Dust frequently with a microfiber dusting cloth. Rub lightly to avoid pushing dust into to the grain, and wipe with the grain of the wood to avoid leaving cross-grain streaks.
Wash with a mild soap solution to remove everyday grime that you can't simply dust off. Mix an ounce of dish soap with a gallon of warm water, dampen a soft, clean cloth and wipe with the grain. Avoid dishwasher or laundry detergent -- both can dull lacquer and varnish finishes.
Clean stubborn scuff marks and stains with a hot wash. Mix 2 tablespoons of turpentine and 4 tablespoons of boiled linseed oil in a gallon of water hot enough to require the use of rubber gloves. The turpentine removes oil-soluble dirt while the linseed oil replenishes and restores the finish. Use this solution sparingly on damaged furniture, because it may weaken glue joints.
Polish a dull oak finish with lemon oil. Apply a small amount of the oil to a soft rag and wipe with the wood grain. Don't pour the oil directly on the furniture, or you'll get uneven distribution.

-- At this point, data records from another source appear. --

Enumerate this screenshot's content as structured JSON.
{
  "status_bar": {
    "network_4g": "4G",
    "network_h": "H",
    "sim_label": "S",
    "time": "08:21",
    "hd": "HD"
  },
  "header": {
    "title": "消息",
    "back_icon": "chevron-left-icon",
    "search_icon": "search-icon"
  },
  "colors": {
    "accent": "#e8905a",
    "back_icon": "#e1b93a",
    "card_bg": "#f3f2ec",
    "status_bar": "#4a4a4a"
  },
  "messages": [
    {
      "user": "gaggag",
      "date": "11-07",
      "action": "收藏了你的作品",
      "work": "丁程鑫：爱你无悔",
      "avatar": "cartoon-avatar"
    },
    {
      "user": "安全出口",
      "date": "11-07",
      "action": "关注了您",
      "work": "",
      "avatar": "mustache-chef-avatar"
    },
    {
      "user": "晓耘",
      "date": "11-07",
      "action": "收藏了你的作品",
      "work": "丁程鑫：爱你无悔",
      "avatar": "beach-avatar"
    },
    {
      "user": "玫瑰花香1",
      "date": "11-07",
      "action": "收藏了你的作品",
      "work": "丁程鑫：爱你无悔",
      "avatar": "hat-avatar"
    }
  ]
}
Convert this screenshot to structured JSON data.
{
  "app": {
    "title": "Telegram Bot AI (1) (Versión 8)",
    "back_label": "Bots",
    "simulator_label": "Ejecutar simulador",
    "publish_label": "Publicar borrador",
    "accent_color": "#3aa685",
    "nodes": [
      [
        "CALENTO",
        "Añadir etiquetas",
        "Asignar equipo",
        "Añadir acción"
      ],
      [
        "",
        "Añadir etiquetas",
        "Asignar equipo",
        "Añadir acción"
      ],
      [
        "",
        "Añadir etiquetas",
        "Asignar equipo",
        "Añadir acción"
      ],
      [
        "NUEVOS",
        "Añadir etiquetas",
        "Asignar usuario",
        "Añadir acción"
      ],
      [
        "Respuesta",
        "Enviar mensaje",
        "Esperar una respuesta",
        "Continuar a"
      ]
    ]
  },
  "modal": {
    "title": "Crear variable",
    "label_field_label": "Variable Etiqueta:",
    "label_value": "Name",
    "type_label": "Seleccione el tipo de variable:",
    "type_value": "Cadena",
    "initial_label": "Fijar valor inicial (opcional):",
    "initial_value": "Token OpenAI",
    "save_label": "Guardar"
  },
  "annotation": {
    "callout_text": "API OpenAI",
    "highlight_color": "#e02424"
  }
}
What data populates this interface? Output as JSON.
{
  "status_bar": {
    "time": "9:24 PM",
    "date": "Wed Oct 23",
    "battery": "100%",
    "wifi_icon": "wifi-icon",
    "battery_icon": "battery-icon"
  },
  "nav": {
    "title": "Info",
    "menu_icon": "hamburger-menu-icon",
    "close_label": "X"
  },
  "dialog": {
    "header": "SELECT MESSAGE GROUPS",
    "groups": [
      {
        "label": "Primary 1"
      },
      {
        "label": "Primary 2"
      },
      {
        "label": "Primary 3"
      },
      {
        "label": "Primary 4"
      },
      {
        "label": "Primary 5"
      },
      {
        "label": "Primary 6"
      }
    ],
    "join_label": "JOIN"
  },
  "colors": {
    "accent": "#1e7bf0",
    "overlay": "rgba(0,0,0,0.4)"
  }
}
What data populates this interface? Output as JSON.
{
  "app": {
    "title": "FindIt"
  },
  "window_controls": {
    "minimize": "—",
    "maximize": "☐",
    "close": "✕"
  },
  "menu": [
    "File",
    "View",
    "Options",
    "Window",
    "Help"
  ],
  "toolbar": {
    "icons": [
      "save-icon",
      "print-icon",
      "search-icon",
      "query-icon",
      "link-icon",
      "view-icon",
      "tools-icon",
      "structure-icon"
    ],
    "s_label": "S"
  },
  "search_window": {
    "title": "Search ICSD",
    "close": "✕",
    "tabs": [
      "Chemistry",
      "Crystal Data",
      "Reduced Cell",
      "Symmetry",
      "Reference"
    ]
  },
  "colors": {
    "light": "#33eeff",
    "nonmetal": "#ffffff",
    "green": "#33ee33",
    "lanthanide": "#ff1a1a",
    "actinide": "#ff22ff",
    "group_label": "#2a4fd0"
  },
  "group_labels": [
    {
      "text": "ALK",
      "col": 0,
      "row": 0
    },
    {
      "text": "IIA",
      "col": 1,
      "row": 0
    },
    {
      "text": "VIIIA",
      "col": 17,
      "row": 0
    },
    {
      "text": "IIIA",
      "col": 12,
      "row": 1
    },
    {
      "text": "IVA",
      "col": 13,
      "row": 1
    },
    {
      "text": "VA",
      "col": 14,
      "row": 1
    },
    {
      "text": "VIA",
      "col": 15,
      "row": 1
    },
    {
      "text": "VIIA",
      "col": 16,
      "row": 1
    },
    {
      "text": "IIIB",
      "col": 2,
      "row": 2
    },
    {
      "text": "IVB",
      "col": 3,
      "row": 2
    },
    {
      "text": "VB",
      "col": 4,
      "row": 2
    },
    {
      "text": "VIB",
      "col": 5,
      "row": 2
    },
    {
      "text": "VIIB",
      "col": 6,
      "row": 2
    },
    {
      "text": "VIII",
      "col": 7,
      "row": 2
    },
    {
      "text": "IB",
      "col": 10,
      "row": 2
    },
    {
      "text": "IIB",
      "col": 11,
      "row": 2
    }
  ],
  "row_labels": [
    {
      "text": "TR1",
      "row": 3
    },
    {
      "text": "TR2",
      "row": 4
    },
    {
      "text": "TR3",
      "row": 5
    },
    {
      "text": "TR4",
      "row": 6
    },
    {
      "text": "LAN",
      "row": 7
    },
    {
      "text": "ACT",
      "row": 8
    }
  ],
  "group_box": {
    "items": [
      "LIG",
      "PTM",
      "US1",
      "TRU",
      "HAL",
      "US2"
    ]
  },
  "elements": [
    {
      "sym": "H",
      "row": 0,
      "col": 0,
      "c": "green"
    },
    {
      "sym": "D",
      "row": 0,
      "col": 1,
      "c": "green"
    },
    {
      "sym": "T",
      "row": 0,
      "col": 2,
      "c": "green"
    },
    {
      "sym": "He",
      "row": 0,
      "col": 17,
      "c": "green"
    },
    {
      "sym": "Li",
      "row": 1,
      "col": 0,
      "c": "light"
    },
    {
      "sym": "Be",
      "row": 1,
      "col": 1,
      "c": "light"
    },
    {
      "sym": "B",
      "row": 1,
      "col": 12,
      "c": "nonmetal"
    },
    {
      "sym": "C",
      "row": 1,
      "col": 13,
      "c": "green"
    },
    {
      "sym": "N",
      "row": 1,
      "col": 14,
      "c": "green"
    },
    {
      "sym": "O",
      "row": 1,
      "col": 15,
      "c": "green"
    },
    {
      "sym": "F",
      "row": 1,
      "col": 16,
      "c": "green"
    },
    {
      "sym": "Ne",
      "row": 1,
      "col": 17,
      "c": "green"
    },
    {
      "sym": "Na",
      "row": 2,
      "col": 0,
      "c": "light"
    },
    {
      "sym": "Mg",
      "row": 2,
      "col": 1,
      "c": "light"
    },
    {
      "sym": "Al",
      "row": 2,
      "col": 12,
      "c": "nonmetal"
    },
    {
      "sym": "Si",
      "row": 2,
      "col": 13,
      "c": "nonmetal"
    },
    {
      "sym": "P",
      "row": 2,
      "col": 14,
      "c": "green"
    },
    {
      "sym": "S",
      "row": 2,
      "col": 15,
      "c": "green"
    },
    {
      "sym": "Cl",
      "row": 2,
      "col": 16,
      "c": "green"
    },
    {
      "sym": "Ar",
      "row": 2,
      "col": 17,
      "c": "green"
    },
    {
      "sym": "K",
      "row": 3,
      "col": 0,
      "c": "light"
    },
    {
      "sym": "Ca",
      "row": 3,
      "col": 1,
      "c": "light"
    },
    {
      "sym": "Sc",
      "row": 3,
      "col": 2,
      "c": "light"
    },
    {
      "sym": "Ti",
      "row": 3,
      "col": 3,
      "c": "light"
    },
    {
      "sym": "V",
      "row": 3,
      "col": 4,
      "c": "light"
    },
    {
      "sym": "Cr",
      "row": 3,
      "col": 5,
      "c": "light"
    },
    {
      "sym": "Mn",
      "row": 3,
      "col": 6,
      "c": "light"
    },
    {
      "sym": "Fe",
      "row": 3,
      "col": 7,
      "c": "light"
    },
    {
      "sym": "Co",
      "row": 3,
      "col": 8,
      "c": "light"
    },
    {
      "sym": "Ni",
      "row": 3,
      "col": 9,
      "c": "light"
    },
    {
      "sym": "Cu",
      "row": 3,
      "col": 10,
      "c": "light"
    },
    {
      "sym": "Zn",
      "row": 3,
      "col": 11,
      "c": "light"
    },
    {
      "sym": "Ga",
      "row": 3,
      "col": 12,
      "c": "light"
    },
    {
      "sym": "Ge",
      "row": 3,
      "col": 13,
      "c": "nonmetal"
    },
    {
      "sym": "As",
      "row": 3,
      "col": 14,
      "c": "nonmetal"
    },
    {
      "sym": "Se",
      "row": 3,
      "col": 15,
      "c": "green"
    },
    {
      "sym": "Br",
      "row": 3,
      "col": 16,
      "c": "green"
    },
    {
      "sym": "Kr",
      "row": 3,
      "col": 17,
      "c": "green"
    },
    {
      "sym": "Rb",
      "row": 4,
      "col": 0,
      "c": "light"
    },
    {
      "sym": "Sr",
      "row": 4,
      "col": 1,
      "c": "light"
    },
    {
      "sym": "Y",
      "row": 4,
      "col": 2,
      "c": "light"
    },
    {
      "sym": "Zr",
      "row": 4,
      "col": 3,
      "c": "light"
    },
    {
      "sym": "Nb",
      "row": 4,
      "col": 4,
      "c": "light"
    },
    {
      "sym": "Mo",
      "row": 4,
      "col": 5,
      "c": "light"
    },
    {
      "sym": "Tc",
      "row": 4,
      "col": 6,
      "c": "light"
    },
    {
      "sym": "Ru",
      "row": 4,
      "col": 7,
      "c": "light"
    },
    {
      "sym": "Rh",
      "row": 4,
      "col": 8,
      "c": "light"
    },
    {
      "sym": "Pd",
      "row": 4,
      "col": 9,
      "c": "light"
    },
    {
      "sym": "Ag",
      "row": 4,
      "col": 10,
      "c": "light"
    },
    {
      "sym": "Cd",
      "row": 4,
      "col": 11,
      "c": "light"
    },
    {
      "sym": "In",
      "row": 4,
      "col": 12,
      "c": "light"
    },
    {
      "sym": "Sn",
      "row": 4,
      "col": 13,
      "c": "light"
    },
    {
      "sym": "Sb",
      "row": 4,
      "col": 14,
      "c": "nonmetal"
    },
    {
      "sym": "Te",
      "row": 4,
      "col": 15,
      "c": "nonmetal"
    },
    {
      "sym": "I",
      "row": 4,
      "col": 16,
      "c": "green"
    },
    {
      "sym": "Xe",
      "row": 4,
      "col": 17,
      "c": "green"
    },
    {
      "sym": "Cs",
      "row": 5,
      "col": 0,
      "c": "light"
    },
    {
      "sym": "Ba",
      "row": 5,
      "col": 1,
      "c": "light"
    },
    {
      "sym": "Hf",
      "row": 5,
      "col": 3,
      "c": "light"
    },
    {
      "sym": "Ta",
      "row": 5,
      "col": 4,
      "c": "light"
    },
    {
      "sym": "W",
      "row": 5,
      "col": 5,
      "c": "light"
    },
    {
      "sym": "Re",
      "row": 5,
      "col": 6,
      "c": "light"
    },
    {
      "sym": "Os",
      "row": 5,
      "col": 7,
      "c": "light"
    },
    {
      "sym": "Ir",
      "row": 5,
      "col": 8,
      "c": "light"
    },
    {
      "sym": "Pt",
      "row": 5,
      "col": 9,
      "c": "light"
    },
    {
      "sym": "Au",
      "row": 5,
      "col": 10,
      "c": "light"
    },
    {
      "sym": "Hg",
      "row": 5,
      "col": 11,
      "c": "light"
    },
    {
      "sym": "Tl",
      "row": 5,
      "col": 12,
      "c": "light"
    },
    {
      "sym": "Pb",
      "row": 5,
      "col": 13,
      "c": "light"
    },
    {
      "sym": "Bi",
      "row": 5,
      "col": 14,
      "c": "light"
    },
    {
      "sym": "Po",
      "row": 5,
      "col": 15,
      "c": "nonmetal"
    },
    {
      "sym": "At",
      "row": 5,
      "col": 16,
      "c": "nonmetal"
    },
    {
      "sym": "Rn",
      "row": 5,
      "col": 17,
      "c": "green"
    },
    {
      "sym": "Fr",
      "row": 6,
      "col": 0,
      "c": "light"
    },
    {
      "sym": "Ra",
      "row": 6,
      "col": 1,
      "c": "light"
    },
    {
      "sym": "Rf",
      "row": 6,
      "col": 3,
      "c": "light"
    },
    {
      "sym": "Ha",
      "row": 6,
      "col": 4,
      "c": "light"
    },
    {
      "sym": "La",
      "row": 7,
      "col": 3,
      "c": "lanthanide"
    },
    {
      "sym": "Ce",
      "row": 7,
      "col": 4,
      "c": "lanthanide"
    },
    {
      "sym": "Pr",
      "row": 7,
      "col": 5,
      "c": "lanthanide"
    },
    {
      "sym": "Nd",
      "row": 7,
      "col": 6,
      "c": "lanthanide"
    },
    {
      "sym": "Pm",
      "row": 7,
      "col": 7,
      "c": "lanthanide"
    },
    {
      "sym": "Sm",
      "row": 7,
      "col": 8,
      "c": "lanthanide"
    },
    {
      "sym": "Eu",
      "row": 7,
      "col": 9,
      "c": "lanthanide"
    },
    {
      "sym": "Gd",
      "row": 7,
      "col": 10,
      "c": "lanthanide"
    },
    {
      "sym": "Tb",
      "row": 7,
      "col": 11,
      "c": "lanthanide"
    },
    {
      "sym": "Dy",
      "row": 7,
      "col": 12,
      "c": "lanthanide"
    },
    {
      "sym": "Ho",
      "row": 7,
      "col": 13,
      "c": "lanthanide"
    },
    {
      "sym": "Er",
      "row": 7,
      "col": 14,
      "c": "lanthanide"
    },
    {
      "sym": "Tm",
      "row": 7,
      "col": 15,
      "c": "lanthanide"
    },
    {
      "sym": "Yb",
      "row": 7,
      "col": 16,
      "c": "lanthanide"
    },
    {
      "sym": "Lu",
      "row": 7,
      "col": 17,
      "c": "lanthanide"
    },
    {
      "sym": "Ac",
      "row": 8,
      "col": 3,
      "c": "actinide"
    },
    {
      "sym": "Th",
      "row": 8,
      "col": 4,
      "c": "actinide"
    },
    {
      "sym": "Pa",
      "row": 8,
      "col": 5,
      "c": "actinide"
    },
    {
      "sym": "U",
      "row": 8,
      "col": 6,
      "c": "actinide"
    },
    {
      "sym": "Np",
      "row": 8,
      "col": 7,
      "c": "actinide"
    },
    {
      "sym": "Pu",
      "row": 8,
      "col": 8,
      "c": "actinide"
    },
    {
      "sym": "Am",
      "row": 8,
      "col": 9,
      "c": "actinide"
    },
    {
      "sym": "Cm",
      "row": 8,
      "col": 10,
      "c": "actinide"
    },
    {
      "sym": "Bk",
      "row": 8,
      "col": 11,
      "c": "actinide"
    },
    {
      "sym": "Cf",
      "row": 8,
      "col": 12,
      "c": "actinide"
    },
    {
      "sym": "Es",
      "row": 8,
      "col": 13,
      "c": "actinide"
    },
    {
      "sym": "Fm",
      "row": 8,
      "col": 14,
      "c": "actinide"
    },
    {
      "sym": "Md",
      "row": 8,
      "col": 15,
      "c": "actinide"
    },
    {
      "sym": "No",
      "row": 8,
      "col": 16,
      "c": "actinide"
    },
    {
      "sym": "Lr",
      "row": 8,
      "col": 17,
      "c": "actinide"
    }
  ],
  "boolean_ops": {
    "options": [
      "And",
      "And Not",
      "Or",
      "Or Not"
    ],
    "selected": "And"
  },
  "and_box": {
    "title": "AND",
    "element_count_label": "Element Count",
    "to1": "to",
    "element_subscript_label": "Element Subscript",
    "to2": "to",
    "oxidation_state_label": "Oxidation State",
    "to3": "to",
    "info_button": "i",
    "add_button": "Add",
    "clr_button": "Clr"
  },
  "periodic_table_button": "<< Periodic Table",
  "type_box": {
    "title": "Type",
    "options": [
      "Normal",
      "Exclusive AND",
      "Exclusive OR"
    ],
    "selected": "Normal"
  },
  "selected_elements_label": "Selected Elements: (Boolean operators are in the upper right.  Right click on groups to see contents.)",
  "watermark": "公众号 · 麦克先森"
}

Remove old, dull wax with mineral spirits. Moisten a rag and rub a section of the wood until all the wax is removed and the rag no longer discolors. Wash with gentle detergent solution, then apply new wax with a soft rag and buff it with a buffing cloth.
Things You Will Need
- Microfiber dusting cloth
- Dish soap
- Soft cloth
- Boiled linseed oil
- Lemon oil
- Mineral spirits
- Paste wax
- Remove white moisture marks on a finished oak surface by covering them with mayonnaise and leaving it overnight. When you wipe off the mayonnaise in the morning, the marks should be gone.
- Repair small nicks in the finish with a raw walnut or Brazil nut meat. Rub the nut meat over a nick, and the natural oil in the nut will make it disappear.